Supplied information section start
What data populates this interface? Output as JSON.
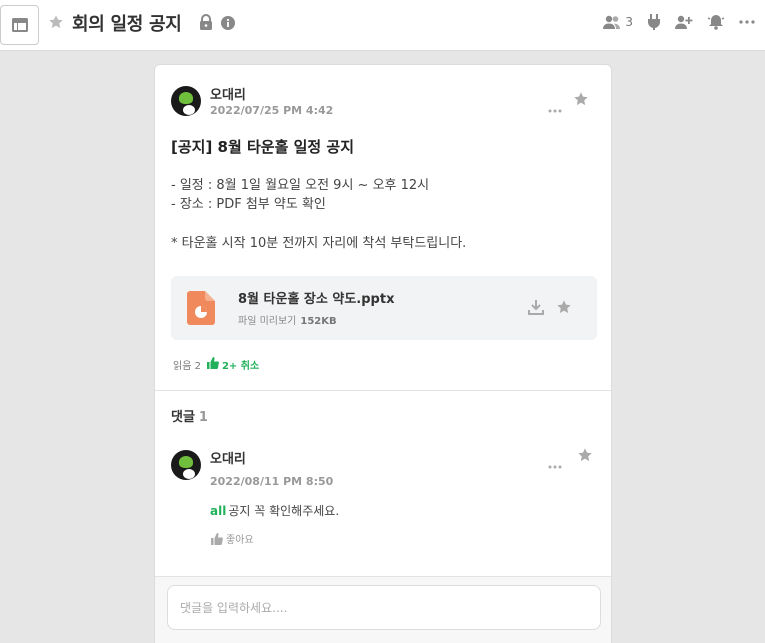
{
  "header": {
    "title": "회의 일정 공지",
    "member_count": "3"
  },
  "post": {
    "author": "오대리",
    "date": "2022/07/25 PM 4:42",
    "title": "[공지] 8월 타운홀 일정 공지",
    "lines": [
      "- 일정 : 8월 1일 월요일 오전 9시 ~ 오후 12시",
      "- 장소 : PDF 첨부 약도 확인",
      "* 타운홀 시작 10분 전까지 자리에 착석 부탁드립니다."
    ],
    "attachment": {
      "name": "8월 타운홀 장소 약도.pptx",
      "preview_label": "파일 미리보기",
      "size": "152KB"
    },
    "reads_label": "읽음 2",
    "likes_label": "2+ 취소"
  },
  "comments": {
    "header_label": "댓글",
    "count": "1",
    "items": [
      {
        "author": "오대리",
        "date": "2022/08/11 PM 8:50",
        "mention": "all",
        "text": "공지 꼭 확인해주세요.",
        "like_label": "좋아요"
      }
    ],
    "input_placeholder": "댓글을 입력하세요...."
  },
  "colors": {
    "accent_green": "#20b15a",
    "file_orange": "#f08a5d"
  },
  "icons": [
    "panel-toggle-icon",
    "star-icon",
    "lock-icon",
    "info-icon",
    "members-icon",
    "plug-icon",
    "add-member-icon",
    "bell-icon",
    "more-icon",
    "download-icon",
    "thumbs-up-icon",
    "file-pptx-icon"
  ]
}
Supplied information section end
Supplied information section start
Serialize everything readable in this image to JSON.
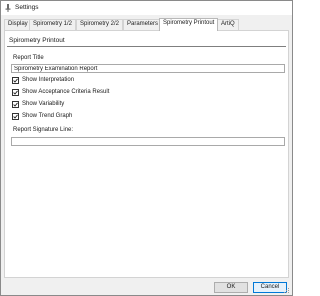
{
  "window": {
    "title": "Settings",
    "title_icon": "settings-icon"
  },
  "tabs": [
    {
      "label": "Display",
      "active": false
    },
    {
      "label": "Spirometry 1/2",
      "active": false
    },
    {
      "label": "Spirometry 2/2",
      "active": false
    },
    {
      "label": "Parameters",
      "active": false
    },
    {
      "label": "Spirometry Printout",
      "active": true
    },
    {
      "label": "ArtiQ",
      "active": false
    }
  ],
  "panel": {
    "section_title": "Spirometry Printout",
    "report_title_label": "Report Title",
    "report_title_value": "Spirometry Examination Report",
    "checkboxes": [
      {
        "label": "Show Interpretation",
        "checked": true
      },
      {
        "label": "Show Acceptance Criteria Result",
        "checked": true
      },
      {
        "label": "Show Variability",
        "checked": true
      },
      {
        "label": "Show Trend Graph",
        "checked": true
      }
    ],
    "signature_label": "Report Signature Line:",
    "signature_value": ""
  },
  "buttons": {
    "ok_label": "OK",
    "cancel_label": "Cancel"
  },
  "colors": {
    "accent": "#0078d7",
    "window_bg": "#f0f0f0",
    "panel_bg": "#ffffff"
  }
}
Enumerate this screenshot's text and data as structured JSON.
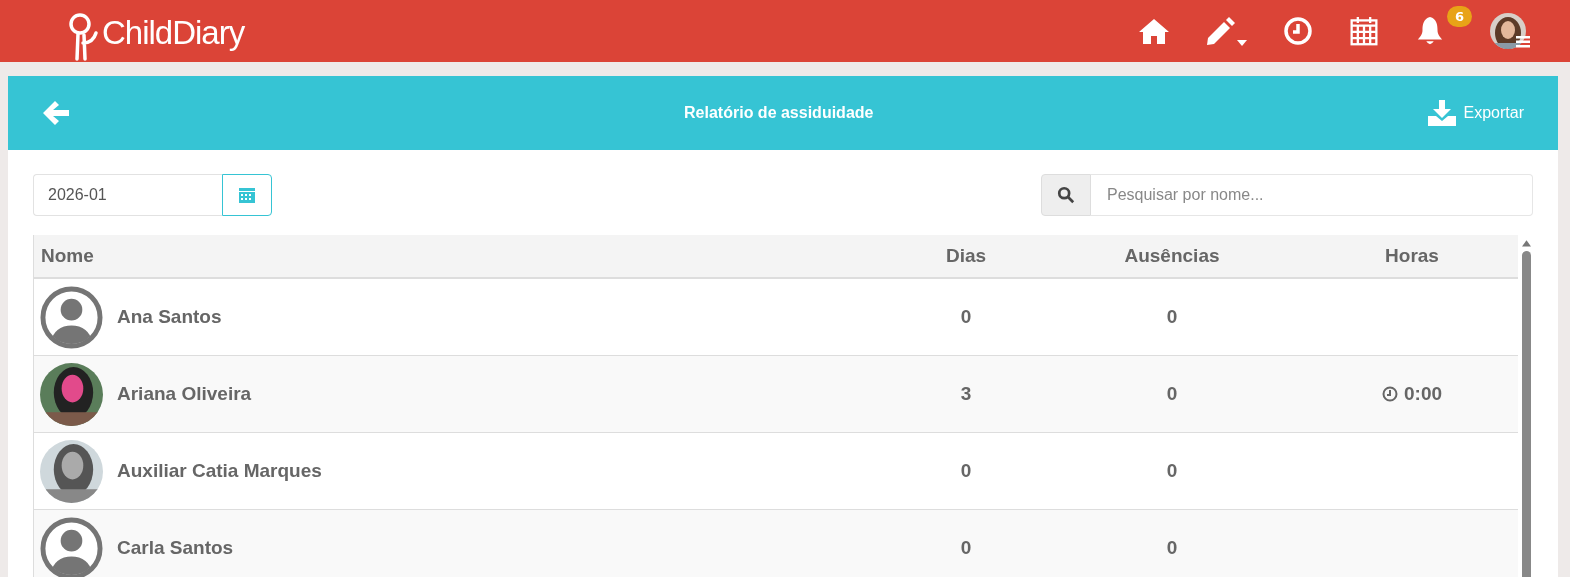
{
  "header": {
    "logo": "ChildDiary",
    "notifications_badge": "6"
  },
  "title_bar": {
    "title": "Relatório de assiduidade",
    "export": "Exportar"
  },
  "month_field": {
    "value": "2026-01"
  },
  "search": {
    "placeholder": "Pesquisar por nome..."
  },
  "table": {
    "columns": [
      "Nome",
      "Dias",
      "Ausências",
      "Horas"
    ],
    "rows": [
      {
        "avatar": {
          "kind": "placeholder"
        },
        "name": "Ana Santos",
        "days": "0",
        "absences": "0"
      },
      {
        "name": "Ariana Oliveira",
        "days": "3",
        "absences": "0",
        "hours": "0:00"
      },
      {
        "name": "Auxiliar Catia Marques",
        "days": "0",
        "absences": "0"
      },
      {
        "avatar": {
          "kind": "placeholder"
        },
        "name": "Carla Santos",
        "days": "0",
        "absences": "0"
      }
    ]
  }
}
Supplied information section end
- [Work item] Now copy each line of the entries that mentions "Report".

- [Solution for this problem]
    "report_title_label": "Report Title",
    "report_title_value": "Spirometry Examination Report",
    "signature_label": "Report Signature Line:",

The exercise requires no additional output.